Executive of Surgical Oncology group
A/Prof Susan Neuhaus is the Chair of the Surgical Oncology Group.
The Surgical Oncology Group Chair is supported by the Executive Committee of the RACS Surgical Oncology Section that can offer advice when required.
Past Chair(s)/ President(s):
Professor Robert Thomas
Professor Bruce Mann
Advisory panel and bodies
Members of the Surgical Oncology group contribute to the development and design of cancer care in Australia, New Zealand and further abroad. Regular contribution to COSA on Council and at the annual COSA ASM provides input towards national cancer management strategies.
Surgical oncology members also contribute to numerous National Health and Medical Research Council (NHMRC) committees, including those developing and revising current NHMRC Practice Guidelines for many types of cancers and through Government advisory panels.
Join COSA now
Contact COSA for more information about this group.

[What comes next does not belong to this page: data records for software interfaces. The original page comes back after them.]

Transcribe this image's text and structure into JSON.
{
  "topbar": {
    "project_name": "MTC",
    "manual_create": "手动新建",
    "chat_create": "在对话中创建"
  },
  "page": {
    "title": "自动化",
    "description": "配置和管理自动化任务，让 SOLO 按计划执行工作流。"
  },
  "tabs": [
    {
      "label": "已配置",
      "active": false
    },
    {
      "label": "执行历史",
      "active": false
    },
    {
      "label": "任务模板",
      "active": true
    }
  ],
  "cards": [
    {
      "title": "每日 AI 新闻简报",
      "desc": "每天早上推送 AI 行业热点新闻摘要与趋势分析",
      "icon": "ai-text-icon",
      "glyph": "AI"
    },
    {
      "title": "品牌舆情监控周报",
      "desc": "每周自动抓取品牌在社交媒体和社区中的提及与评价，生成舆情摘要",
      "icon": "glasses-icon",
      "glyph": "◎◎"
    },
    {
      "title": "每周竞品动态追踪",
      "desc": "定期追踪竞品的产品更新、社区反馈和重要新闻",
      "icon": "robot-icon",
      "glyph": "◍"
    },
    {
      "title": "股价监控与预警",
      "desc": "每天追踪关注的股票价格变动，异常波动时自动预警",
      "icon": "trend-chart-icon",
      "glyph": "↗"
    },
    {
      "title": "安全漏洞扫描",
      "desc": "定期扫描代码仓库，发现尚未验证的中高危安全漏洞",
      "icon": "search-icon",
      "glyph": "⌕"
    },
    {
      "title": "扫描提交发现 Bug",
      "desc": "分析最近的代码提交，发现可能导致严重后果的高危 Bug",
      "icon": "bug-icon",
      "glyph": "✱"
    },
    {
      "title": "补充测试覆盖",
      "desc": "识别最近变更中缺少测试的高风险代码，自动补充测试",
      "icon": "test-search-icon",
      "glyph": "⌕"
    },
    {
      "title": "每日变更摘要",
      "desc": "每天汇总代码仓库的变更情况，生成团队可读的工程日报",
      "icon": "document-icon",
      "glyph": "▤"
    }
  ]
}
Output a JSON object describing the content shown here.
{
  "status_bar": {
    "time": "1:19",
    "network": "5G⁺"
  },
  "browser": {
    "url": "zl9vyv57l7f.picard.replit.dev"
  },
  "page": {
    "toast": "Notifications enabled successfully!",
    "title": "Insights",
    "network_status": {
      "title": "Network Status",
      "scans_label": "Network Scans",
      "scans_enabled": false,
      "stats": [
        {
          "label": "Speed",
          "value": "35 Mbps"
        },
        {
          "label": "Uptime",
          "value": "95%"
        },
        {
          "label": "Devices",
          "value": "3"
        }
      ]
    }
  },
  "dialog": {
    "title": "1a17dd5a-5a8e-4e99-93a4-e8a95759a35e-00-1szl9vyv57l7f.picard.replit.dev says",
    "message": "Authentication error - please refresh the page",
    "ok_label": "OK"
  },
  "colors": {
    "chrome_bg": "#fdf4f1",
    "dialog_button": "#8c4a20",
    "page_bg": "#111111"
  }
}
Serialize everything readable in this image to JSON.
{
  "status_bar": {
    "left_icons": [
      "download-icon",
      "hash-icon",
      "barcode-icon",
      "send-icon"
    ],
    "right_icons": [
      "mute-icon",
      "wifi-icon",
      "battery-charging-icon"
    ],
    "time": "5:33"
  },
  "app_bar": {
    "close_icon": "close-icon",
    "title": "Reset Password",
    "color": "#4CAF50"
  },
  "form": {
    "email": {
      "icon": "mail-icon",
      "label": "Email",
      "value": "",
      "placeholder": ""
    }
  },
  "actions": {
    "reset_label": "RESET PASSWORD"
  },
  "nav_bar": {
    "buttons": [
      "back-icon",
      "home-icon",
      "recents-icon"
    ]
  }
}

Each year, diverse opportunities for professional development in numerous areas of cancer treatment, across the breadth of surgical and many other disciplines, specifically at the COSA Annual Scientific Meeting. In addition, there are workshops and courses provided through affiliated groups and societies nationally and internationally. Our many links promote such exchanges and training.
The main academic and educational activity is the COSA Annual Scientific Meeting held in November each year, where Surgical Oncology group members, distinguished visitors and others present research and other papers. These often have broad educational and scientific value for busy clinicians from many areas. Many members also attend national and overseas conferences to present their work to others and learn new information and approaches.
Postgraduate education is the main emphasis of COSA activities and surgical oncology teaching is provided to many interest groups within and outside COSA including surgical trainees. Surgical training in Australia and New Zealand is undergoing a major change, and the Surgical Oncology Group has agreed to initiate a surgical oncology teaching module to be delivered each year in conjunction with the annual meeting of General Surgeons of Australia.
Members of the Surgical Oncology Group are involved in undergraduate medical education and in curricular development in many Australasian medical schools.
Community education is another essential pursuit of Surgical Oncology group members to inform and educate the public on matters of importance in cancer care and prevention. This is performed using a variety of media and collaborative platforms, including Cancer Council Australia and the RACS.
Outreach Services are a key function provided by many members of the Surgical Oncology group to country regions and remote areas to facilitate improved delivery of cancer care and education to regional Australia.
International missions to Asian hospitals have been achieved allowing surgical procedures to be performed in these countries educating local surgeons and staff in surgical oncology.